Then we apply standard protocols to those controls.  The value of the wattage is determined by the measure of the applied voltage divided by the Ohmage of the resistor to determine the rate of amperage.  Then, the applied volts multiplied by the applied rate of amperage flow - volts times amps or 'vi'  - determines that wattage empirically.  And then that wattage times the time taken to reach the pre determined temperature is summed to equate to the actual number of joules required to heat that body of water from ambient room temperature to that 60 degrees, say.  That rate of temperature rise will then precisely relate to the amount of energy dissipated to heat the water to that level expressed as power and related to the caloric values of the test.

In effect, if it takes 2 watts 12 hours to heat it to 60 degrees, and if it takes 4 watts 6 hours to heat it to 60 degrees, then it should take 3 watts 9 hours to heat it to that same level.  In effect we have a graphic indication of what energy is applied and dissipated which then, in turn, relates to the applied wattage delivered against that temperature graph.  Not only will we be able to determine the caloric values of those measured tests - but with those graphs we will be able to determine any arbitrary or 'in between' value by reference to those results that are then empirically evident.

This test is perfect.  In effect - when we apply this to a measure of our supplied energy from the battery supply source then it will relate to the rate of delivery determined by the amperage measured across the shunt multiplied by the voltage of the battery or volts times amps or 'vi'.  This wattage times the time it takes to heat that water to the equivalent 60 degrees will then be compared to the standard control test and any increase in the rate at which it heats that water from that applied wattage - will be a gain of our experiment over the control.  I see it now.
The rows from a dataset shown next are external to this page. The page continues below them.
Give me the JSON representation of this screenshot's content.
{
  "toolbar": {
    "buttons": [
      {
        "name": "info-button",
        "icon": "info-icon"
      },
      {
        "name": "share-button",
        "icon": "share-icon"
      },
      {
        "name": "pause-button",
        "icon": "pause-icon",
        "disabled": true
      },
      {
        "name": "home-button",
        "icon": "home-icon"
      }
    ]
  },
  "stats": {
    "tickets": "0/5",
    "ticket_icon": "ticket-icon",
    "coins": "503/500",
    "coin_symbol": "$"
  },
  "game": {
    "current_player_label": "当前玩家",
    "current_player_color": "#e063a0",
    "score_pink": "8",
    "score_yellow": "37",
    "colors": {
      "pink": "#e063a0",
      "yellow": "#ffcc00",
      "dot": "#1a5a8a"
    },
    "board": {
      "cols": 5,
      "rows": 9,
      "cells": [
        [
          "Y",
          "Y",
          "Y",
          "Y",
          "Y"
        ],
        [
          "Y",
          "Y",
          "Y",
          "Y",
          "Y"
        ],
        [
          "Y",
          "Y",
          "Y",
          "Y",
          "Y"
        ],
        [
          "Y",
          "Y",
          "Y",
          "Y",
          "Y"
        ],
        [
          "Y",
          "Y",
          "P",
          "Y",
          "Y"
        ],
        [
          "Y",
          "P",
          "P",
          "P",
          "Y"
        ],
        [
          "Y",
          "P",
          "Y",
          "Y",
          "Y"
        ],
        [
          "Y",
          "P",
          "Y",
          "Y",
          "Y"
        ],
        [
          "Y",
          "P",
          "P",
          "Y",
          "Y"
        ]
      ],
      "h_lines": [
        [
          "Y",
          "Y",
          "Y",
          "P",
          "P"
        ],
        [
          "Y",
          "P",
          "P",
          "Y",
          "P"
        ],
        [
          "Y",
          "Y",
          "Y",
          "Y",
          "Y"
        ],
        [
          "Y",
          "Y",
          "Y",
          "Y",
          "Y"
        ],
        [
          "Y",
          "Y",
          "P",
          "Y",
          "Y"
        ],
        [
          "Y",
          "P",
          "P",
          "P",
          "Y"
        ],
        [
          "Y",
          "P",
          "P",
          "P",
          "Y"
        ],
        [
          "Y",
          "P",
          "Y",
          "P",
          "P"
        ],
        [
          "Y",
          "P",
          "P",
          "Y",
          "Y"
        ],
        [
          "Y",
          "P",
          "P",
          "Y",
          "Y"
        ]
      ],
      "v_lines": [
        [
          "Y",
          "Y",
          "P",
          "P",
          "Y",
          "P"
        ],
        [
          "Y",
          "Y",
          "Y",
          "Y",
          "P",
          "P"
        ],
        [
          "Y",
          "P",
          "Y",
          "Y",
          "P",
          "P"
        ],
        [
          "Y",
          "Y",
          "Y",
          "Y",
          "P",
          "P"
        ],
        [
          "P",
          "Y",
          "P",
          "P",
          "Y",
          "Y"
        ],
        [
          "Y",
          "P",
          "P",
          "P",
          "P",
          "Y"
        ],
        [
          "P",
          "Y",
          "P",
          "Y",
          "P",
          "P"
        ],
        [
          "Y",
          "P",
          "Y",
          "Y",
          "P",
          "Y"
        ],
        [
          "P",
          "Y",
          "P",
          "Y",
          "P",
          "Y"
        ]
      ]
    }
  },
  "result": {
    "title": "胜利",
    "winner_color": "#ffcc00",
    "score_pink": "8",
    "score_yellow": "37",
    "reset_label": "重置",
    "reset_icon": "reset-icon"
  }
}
But there's a caveat.  We also need to gauge those smaller wattage values that will never be sufficient to heat that water to any discernible or measurable value.  Here the proposal is to take the readings of voltages applied from 2 volts upwards with the probe somehow positioned that it touches the actual body of the resistor and without immersing the resistor in water.  Here the object will be to apply a series of lower voltages to whatever temperature it stabilises at - against ambient room temperature.  The same protocols then apply - but this will determine the wattage but only with reference to ambient room temperature.  Because of the small heat values associated with this lower wattage - it will be the only reasonable means of determining those wattage values that we anticipate on the experiment itself.

Personally - I see no difference between the two tests other than the fact that the one dissipates its energy into water - which becomes the standard reference and the other that dissipates its energy into the surrounding atmosphere.  But the former test has the advantage of a reference to it's actual intended application.  And in as much as the dispersion of that heat is more general - less localised - it is probably a fairer indication of the total heat dissipated.  This the more so as it is understood that the on our earlier tests the resistor has localised areas of heat that can vary. 

Regards,
Rosemary